A Comparative Study of Statistical Methods to Assess Dilutional Similarity - The four parameter logistic model is a better control method than the dilution effect statistic - BioPharm International
A Comparative Study of Statistical Methods to Assess Dilutional Similarity
The four parameter logistic model is a better control method than the dilution effect statistic
 Oct 1, 2005 BioPharm International

Using 95% confidence level, the assumption of parallelism will be rejected if F is larger than the critical point from an F distribution with 3 numerator degrees of freedom and (n–8) denominator degrees of freedom, where n is the total number of observations in the analysis.

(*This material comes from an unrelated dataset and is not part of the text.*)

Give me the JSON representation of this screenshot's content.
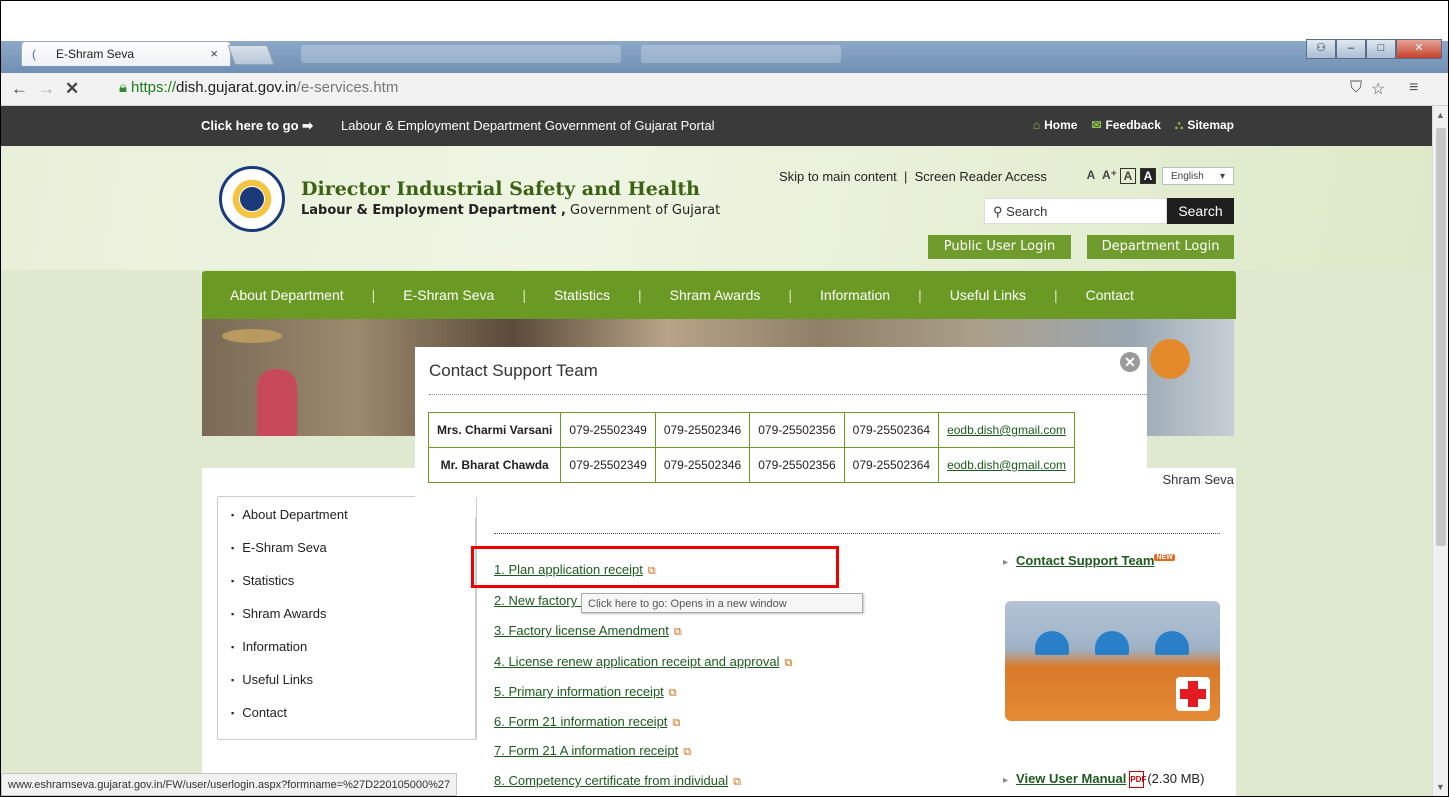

COMPARISON OF THE METHODS

 Figure 1. Total RNA Yield (mg) from Different Tissues (mg) The upper asymptotes do not match. Dilutional similarity rejected by F-test.
As part of the release of a drug product as a reference standard, a qualification study was undertaken to compare the potency between the new formulation with the original reference standard, STD. Figures 1– 5 are graphs comparing a test sample to a reference standard using a 4-parameter logistic model. These are independent tests of the formulations and not a sequence.

 Figure 2. Yield of Total and mRNA from Different Tissues and Cells Divergence at higher concentrations. Dilutional similarity rejected by F-test.
The compounds were radio-tagged, depicting the measurement in counts/min. The starting point of each test is 200 mg/mL and then it is diluted in steps of 3-fold or 2-fold until the last measurement at 0.77 mg/mL. On all figures the x-axis is logarithmic and the y-axis is linear.

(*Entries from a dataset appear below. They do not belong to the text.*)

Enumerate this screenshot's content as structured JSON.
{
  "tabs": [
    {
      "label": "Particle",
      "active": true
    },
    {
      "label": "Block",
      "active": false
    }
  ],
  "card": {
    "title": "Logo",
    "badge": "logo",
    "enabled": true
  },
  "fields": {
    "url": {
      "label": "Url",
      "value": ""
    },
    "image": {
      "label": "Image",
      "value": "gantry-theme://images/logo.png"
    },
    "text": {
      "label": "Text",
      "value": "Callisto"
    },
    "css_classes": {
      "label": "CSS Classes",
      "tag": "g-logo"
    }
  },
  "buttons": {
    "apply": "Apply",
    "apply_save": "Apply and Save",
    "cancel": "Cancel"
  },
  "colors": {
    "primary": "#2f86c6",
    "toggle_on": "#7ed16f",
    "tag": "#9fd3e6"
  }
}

In order to compute the potency, the test sample has to be parallel to the reference standard. In Figure 1, the test sample and the reference standard do not have the same upper asymptote. The F-statistic was 3.67 with p-value = 0.0436 < 0.05 rejecting the dilutional similarity. However, the dilution effect computed was 5.95%, which did not reject the parallelism because it is ≤ 20%. In Figure 2 and Figure 3, the test of parallelism was rejected using F-statistics. The p-values were < 0.0001 and 0.0004, respectively. The dilution effects statistics computed were 16.89% and 19.31%, respectively, yielding an acceptance result for dilutional similarity, as it was ≤ 20%.

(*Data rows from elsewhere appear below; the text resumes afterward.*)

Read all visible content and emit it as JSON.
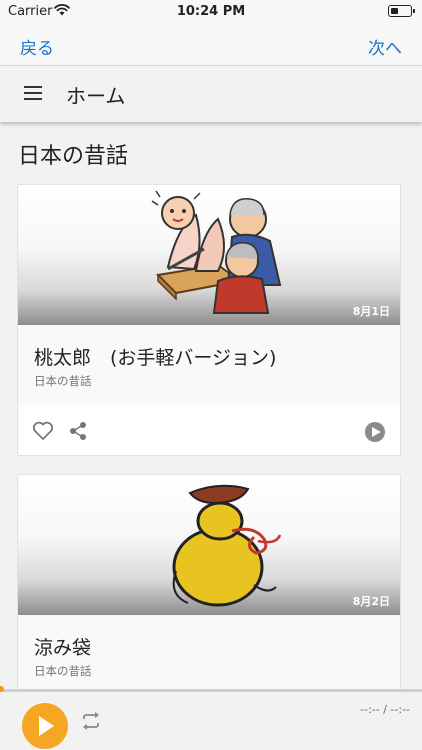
{
  "status_bar": {
    "carrier": "Carrier",
    "time": "10:24 PM",
    "icons": [
      "wifi-icon",
      "battery-icon"
    ]
  },
  "nav": {
    "back_label": "戻る",
    "next_label": "次へ"
  },
  "header": {
    "title": "ホーム",
    "menu_icon": "hamburger-icon"
  },
  "section": {
    "title": "日本の昔話"
  },
  "cards": [
    {
      "title": "桃太郎　(お手軽バージョン)",
      "category": "日本の昔話",
      "date": "8月1日",
      "image": "momotaro-illustration"
    },
    {
      "title": "涼み袋",
      "category": "日本の昔話",
      "date": "8月2日",
      "image": "gourd-illustration"
    }
  ],
  "card_actions": {
    "icons": [
      "heart-icon",
      "share-icon",
      "play-circle-icon"
    ]
  },
  "player": {
    "time_display": "--:-- / --:--",
    "progress": 0,
    "icons": [
      "play-icon",
      "repeat-icon"
    ]
  },
  "colors": {
    "accent": "#f5a623",
    "link": "#1a73c9",
    "background": "#f2f2f2"
  }
}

In Figure 4, the test of parallelism yielded a p-value of 0.992, which is ≥ 0.05 and the dilution effect measure computed was less than 20%. The two tests had comparable outcomes. In Figure 5, the two tests rejected the dilutional similarity.